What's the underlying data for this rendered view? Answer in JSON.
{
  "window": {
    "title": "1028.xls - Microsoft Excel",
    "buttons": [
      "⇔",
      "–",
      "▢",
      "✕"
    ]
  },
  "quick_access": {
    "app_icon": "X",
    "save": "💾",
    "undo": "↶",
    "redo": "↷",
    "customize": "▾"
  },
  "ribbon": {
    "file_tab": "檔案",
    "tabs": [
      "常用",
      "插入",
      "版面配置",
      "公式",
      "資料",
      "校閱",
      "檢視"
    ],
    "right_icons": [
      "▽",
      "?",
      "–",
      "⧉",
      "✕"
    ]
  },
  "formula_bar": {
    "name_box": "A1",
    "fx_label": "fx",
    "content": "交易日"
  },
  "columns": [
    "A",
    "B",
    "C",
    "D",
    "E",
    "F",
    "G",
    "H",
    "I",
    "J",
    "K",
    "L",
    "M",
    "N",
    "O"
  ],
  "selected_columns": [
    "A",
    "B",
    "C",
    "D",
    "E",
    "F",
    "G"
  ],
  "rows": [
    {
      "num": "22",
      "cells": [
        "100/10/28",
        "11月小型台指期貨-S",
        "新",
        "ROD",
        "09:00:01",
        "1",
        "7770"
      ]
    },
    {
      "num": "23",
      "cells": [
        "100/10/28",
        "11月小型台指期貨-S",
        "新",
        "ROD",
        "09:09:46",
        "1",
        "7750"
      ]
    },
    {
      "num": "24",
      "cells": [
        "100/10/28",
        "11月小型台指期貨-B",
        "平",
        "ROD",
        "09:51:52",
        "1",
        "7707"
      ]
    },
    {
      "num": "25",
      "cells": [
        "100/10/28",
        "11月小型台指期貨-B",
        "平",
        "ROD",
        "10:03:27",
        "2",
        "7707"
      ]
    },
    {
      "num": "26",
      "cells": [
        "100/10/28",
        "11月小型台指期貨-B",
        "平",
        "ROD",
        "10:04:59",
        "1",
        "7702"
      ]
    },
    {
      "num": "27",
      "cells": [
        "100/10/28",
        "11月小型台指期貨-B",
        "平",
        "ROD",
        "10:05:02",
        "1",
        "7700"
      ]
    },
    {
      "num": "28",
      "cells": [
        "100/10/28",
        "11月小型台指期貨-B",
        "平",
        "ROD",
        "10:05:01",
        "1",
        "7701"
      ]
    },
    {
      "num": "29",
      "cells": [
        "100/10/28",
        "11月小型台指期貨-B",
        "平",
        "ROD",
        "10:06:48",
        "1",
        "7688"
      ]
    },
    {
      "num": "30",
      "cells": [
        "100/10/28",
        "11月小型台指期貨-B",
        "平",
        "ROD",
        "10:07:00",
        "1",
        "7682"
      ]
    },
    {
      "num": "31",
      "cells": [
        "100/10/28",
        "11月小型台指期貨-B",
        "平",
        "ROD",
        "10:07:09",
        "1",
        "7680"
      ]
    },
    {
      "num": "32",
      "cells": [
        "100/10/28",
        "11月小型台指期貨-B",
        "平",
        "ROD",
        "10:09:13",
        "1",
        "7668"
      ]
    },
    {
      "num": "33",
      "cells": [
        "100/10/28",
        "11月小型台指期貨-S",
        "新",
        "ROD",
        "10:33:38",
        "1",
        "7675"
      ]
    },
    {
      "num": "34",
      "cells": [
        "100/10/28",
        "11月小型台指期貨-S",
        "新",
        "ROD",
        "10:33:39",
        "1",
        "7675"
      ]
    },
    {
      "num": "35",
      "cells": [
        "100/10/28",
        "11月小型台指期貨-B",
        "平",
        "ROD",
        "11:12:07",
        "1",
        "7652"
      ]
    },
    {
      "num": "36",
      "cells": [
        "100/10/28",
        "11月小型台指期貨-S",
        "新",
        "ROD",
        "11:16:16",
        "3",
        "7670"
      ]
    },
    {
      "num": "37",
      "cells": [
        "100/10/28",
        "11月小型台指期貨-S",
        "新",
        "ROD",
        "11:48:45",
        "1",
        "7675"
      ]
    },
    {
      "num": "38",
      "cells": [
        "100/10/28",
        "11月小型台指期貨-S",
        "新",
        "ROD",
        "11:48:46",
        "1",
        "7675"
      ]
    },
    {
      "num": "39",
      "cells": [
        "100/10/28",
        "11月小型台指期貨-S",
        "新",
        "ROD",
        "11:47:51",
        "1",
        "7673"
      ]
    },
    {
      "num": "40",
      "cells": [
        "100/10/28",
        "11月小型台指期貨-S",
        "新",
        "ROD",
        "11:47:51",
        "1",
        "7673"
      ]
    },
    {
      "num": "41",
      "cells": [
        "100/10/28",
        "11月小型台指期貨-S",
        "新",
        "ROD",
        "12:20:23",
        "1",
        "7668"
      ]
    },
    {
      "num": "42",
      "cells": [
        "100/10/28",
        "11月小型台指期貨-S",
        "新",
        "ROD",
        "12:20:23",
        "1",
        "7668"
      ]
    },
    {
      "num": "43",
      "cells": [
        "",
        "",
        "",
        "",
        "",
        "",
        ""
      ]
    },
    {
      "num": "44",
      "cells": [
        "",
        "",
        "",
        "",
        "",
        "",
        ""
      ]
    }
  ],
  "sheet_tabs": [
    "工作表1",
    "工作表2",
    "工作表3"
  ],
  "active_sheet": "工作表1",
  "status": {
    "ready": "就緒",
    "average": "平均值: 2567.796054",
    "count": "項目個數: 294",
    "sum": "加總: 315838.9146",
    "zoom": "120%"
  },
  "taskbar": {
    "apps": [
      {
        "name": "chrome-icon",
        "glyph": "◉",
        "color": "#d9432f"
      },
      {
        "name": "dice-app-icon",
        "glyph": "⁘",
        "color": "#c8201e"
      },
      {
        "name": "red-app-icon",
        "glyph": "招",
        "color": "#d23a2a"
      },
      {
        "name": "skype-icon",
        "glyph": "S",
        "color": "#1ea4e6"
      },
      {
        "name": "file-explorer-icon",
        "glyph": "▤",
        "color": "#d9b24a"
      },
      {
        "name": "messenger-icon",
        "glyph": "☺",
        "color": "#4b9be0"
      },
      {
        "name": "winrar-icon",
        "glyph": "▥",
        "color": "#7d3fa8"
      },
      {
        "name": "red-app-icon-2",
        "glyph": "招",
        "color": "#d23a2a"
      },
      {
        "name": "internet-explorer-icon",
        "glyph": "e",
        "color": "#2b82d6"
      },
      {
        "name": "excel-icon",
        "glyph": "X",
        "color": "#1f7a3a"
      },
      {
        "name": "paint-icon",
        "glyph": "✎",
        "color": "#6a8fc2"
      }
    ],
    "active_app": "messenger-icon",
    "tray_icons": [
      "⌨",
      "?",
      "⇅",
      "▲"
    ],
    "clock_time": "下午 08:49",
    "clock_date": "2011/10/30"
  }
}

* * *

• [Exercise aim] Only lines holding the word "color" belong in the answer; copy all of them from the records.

• [Response to this task]
        "color": "#d9432f"
        "color": "#c8201e"
        "color": "#d23a2a"
        "color": "#1ea4e6"
        "color": "#d9b24a"
        "color": "#4b9be0"
        "color": "#7d3fa8"
        "color": "#d23a2a"
        "color": "#2b82d6"
        "color": "#1f7a3a"
        "color": "#6a8fc2"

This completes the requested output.